A whisper and the scent of blood woke it. The blood was simple, uncomplicated. The whisper, more complex, spiced with fear, anger, sorrow, acceptance. Both trickled downward into the earth.

“Help me.”

It was spread thin and pieces of it refused to come when called, empty of life or gone wild in isolation. What returned came slowly. Hours passed as it collected enough of itself to remember what it was. The blood it smelt had long since dried, forming brittle roots and rivers that would be broken and scattered by the wind. Only a memory remained of the whisper, but it was an anchor to pull itself from deep dreaming.

It rippled across red stone and scrub as it searched. The air bent and flowed around it – liquid heat dripping upward into the sky that did not burn except what it chose to. It was colorless fire.

The djinn found the woman’s ghost in an arroyo where she wept over her corpse.

The body was wrapped in a rough Navajo blanket that had partially opened, revealing leathery skin and blonde hair burned by harsh bleaching and failed attempts to recapture youth. Her flesh was covered in dark bruises and angry wounds.

Insects scurried away as the djinn approached and the carrion birds circling above sang an ugly song. In the high heat of the day, the ghost shivered from the painful cold that follows the dead. The djinn surrounded her with its warmth.

She wept into the night and through the next day, fully consumed in her grief. It wasn’t until the following sunset that she considered her companion.

“Where do I go now?”

The djinn expressed uncertainty, nothingness and wholeness, a sky bright with stars, an empty void.
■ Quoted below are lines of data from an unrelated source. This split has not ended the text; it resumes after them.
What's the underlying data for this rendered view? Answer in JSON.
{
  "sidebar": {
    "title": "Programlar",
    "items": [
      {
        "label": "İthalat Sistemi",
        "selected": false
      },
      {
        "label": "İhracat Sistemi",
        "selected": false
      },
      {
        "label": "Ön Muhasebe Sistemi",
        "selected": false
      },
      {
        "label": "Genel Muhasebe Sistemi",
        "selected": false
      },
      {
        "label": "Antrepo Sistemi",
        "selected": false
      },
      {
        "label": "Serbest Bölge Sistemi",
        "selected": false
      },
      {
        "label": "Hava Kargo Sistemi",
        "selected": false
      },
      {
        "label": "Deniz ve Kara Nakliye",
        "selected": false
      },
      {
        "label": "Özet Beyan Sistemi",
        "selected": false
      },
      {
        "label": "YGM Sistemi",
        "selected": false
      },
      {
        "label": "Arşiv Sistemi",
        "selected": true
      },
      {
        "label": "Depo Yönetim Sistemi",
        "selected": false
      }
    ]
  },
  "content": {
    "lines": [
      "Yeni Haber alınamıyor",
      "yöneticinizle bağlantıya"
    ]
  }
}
The ghost laughed, a dry bark filled with anguish. “No answer even now, huh? Well, I don’t think I could go anywhere anyways. Feels like something’s got its claws in me.”
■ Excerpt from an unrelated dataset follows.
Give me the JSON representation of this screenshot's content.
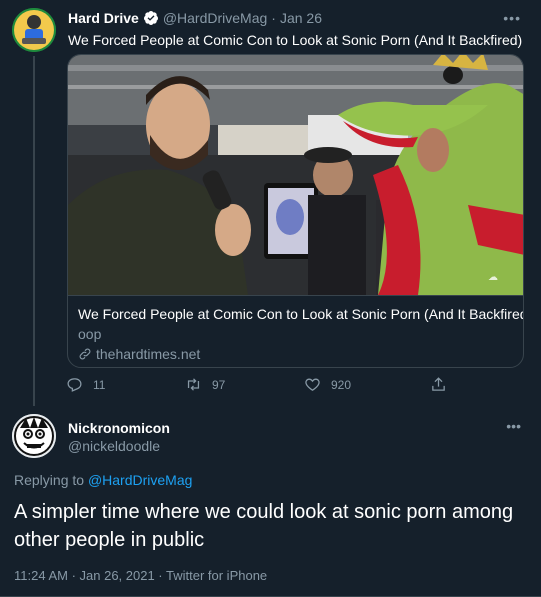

The djinn did not respond and the ghost stood by it silently until the moon was bright and high above. When she looked towards the djinn again it was a pulsing, black star darker than the night around it.

“I don’t exactly know what you are and I figure I ain’t got no right to ask favors of you regardless, but I’m going to anyway.”

She climbed to the top of the arroyo (the djinn followed) and pointed to lights glowing in the east, then back at the body lying the dried stream bed.

“I want justice. Can you give me that?”

For the first time in five-hundred years, the djinn spoke. Its voice seemed to come from all directions and filled her mind with fire.


She began weeping again and collapsed to the ground, holding her knees tight to her chest. She rocked and sobbed, not noticing the fire light building around her. The light had reached is peak and was fading when she discovered that she felt lighter. The bonds holding her to her body had been seared away.

She turned to the shadow beside her. A soft glow pulsed from deep inside it, but soon went dark.

“I am cleansing fire, the mercy of the desert. I give you both.”

And the ghost was gone.

The djinn enveloped her body and burned it to white ash, then turned toward the eastern lights.

A highway that had once been busy with travelers split the town in half, following the path of an older, more powerful road that no humans had ever walked. Its asphalt was being devoured by time and wind.

Signs welcoming visitors to the town lay buried and its name no longer appeared on any maps. It had once been an oasis where travelers and creatures of the desert quenched their thirst, now it was an ugly wound.

The djinn moved among trailer homes and eroding buildings of cinder block and brittle, dry wood, and took notice of the life present. Only a few dozen still lived here – those too old, stubborn, or hopeless to leave. The whole valley stank of their despair and regret.

It entered a home where an old woman slept on a broken-footed couch. The floor was cluttered with liquor bottles and cast-aside romance novels. She snored loudly and exhaled alcohol fumes.

The djinn’s presence filled the room with uncomfortable heat that woke her. Disorientation and confusion gave way to terror as the black shadow surrounded her, but her scream was stopped short as understanding and calm flowed through her. She smiled sadly.

The home began to burn in merciful, silent inferno.

It visited each of the town’s inhabitants in slow succession. None resisted the djinn, several never even woke as they burned away.

By sunrise the entire town was ash and puddles of cooling metal. What remained would be hidden by sand in a few days’ time.

The djinn was diminished now, a thin, weak flame. It had covered whole valleys in waves of fire in younger days, but that power was gone now, drained away over long millennia.

It harnessed the wind to dig a pit underneath the shade of a twisted acacia tree and reached down into the earth to pull up water from the deep aquifer that had fed the wells of the town.

The pit slowly began to fill with cool water.

It looked across the dry expanse for the last time, then the cleansing fire of the desert flickered once and went out.